National Poetry Month – Tony Reevy

I first met Tony a year and a half ago when we were both invited to read at Malaprops Bookstore in Asheville, as part of its monthly Poetrio. I fell in love with his book cover for Passage. I have a weakness for old black and white photos.

The title conveys movement, and Tony’s poems move me. We’re on the ships that carry passengers to Ellis Island, we feel their excitement and apprehension. We’re here as these new immigrants find their way in a new country with their welcome or rejection, their hard work or lack of work. We dance and sing with them as they celebrate their traditions, making their new home feel more like home.

From Passage, published by Iris Press, posted with the poet’s permission.

The Debt (A Tartozas)

Creosote smell, ties spaced

just wrong for my

footfalls. Mama walking

the rails with me, thirteen

miles to Portage. No

train today, mines running

just twice a week.


Uncle’s house, doilies

under the lamps. But Mama

and me come back

with no money. Pap

yelling, Never go there

again. I paid his way

to Amerika. He’s no

brother of mine now.


I run out to the spring,

watch the crystal water

spill and gurgle, hold

my hand in till

it’s numb.


Sunday Csardas

Wood crackles in the stove,

and smoke mixed

with cabbage reeks.


Kitchen winter-cold despite

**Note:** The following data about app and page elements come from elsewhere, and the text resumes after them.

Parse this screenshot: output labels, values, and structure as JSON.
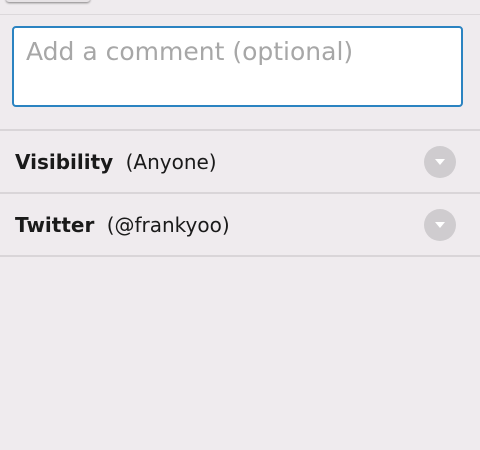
{
  "comment": {
    "placeholder": "Add a comment (optional)",
    "value": ""
  },
  "visibility": {
    "label": "Visibility",
    "value": "(Anyone)",
    "icon": "chevron-down-icon"
  },
  "twitter": {
    "label": "Twitter",
    "value": "(@frankyoo)",
    "icon": "chevron-down-icon"
  },
  "colors": {
    "background": "#efebee",
    "focus_border": "#2b83c1",
    "divider": "#d9d5d8",
    "dropdown_circle": "#cfcccf"
  }
}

the fire. Ma is rolling

halupki. Pap walks up


behind her, clasps

her waist. She looks

up, turns to him


and they dance, csadras

without music, brogans

and high buttons


thumping, slapping on the kitchen

plank floor. The fiddle’s

in the corner,


and there it stays – even

Pap can’t dance

and play at once.


Bus Brown’s Funeral

Seventies tin-box car

crawl-climbs peaks, snakes

the Shenandoah vale, past

Winchester Blue and Gray

Motel, west of Broad Top

to tiny coal town.


At ex-company house

whiff of boney-pile smoke

as women and men gather

to lay Bus

in the ground.


This black-lunged man

who labored in the Earth

each workday –

or two days a week

in Hoover times.


It’s a long road from Auld

Reekie brought this man, chest

wizened like a dried apple,

to a churchyard undercut

by company tunnels.


Where no one can stop

the craters swallowing lawns,

playgrounds as dark rocks

shift far below.


Tony answers my questions ~

On your first question, I wrote my first poem in 1981, when a student in the first-semester English Literature course at NCSU ( I remember the professor saying “whale road” to refer to the ocean a great deal). I was a civil engineering-chemistry double major. It was a rhymed poem, archaic in style, which I later lost; I do not recall the subject. What I do recall is saying, gosh, I can write a poem. But I didn’t write another poem until 1991, 10 years later, when I took the first-level creative writing course at UNC Charlotte, while working there. Most fortunately for me, my teacher was Robin Hemley, a wonderful teacher, fiction writer and non-fiction writer, who has gone on to become well-known. My first poem was, therefore, an a-ha moment that I should have followed then. But late is better than never.

On your second point, I am tempted to name a favorite poet, living or dead. But, what comes to mind first, given the politics of our times, is that I would love to have coffee with Wendell Berry and ask him what he thinks about our swing back from progressivism to what I will be bold enough to call anti-environmentalism, and also to have a chance to ask him what we can do, as individuals, to try and make this better. I would also like to ask him what his real, unvarnished opinion about mountain-top mining and those who are involved might be.

Tony’s photo by Beto Cummings



This entry was posted in Uncategorized and tagged , , . Bookmark the permalink.

Leave a Reply

Fill in your details below or click an icon to log in: Logo

You are commenting using your account. Log Out /  Change )

Twitter picture

You are commenting using your Twitter account. Log Out /  Change )

Facebook photo

You are commenting using your Facebook account. Log Out /  Change )

Connecting to %s